Curv is a programming language for creating art using mathematics. It's a 2D and 3D geometric modelling tool that supports full colour, animation and 3D printing.
Curv is a simple, powerful, dynamically typed, pure functional programming language.
Curv is easy to use for beginners. It has a standard library of predefined geometric shapes, plus operators for transforming and combining shapes. These can be plugged together like Lego to make 2D and 3D models.
Coloured shapes are represented using Function Representation (F-Rep). They can be infinitely detailed, infinitely large, and any shape or colour pattern that can be described using mathematics can be represented exactly.
Curv exposes the full power of F-Rep programming to experts. The standard geometry library is written entirely in Curv. Many of the demos seen on shadertoy.com can be reproduced in Curv, using shorter, simpler programs. Experts can package techniques used on shadertoy as high level operations for use by beginners.
Rendering is GPU accelerated. Curv programs are compiled into fragment shaders which are executed on the GPU.
Curv can export meshes to STL, OBJ and X3D files for 3D printing. The X3D format supports full colour 3D printing (on Shapeways.com, at least). These meshes are defect free: watertight, manifold, with no self intersections, degenerate triangles, or flipped triangles.
This snapped version doesn't support opening an external editor ("-e" command-line option); you have to open it yourself.
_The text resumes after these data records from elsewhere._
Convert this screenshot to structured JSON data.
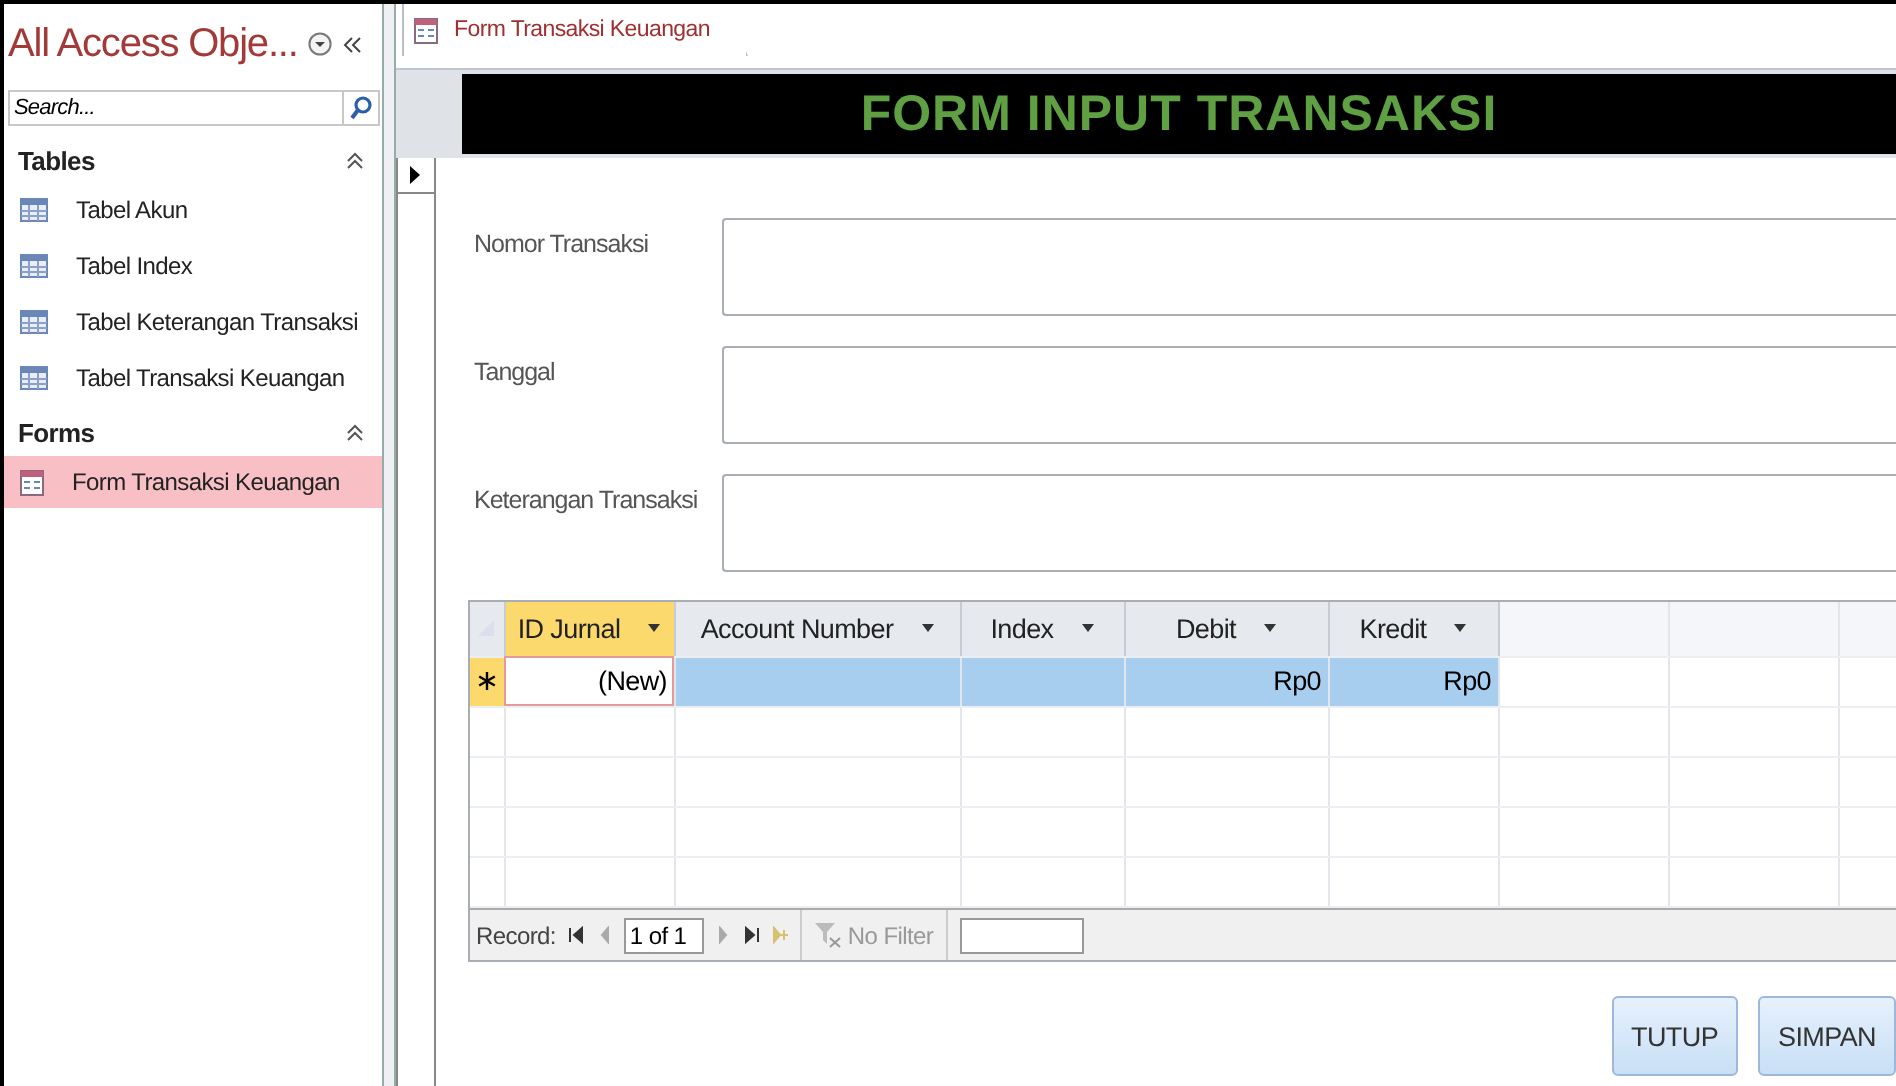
{
  "nav_pane": {
    "title": "All Access Obje...",
    "search": {
      "placeholder": "Search..."
    },
    "groups": [
      {
        "label": "Tables",
        "expanded": true,
        "items": [
          {
            "label": "Tabel Akun",
            "kind": "table",
            "selected": false
          },
          {
            "label": "Tabel Index",
            "kind": "table",
            "selected": false
          },
          {
            "label": "Tabel Keterangan Transaksi",
            "kind": "table",
            "selected": false
          },
          {
            "label": "Tabel Transaksi Keuangan",
            "kind": "table",
            "selected": false
          }
        ]
      },
      {
        "label": "Forms",
        "expanded": true,
        "items": [
          {
            "label": "Form Transaksi Keuangan",
            "kind": "form",
            "selected": true
          }
        ]
      }
    ]
  },
  "tabs": [
    {
      "label": "Form Transaksi Keuangan",
      "selected": true
    }
  ],
  "form": {
    "header": "FORM INPUT TRANSAKSI",
    "fields": [
      {
        "label": "Nomor Transaksi"
      },
      {
        "label": "Tanggal"
      },
      {
        "label": "Keterangan Transaksi"
      }
    ],
    "datasheet": {
      "columns": [
        {
          "label": "ID Jurnal",
          "selected": true
        },
        {
          "label": "Account Number",
          "selected": false
        },
        {
          "label": "Index",
          "selected": false
        },
        {
          "label": "Debit",
          "selected": false
        },
        {
          "label": "Kredit",
          "selected": false
        }
      ],
      "rows": [
        {
          "new": true,
          "selected": true,
          "cells": [
            {
              "text": "(New)",
              "focused": true
            },
            {
              "text": "",
              "focused": false
            },
            {
              "text": "",
              "focused": false
            },
            {
              "text": "Rp0",
              "focused": false
            },
            {
              "text": "Rp0",
              "focused": false
            }
          ]
        }
      ],
      "navigation": {
        "label": "Record:",
        "position": "1 of 1",
        "filter": "No Filter",
        "filter_disabled": true
      }
    },
    "buttons": [
      {
        "label": "TUTUP"
      },
      {
        "label": "SIMPAN"
      }
    ]
  }
}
The packages for RHEL 8 and RHEL 7 are in each distribution’s respective Extra Packages for Enterprise Linux (EPEL) repository. The instructions for adding this repository diverge slightly between RHEL 8 and RHEL 7, which is why they’re listed separately below.
The EPEL repository can be added to RHEL 8 with the following command: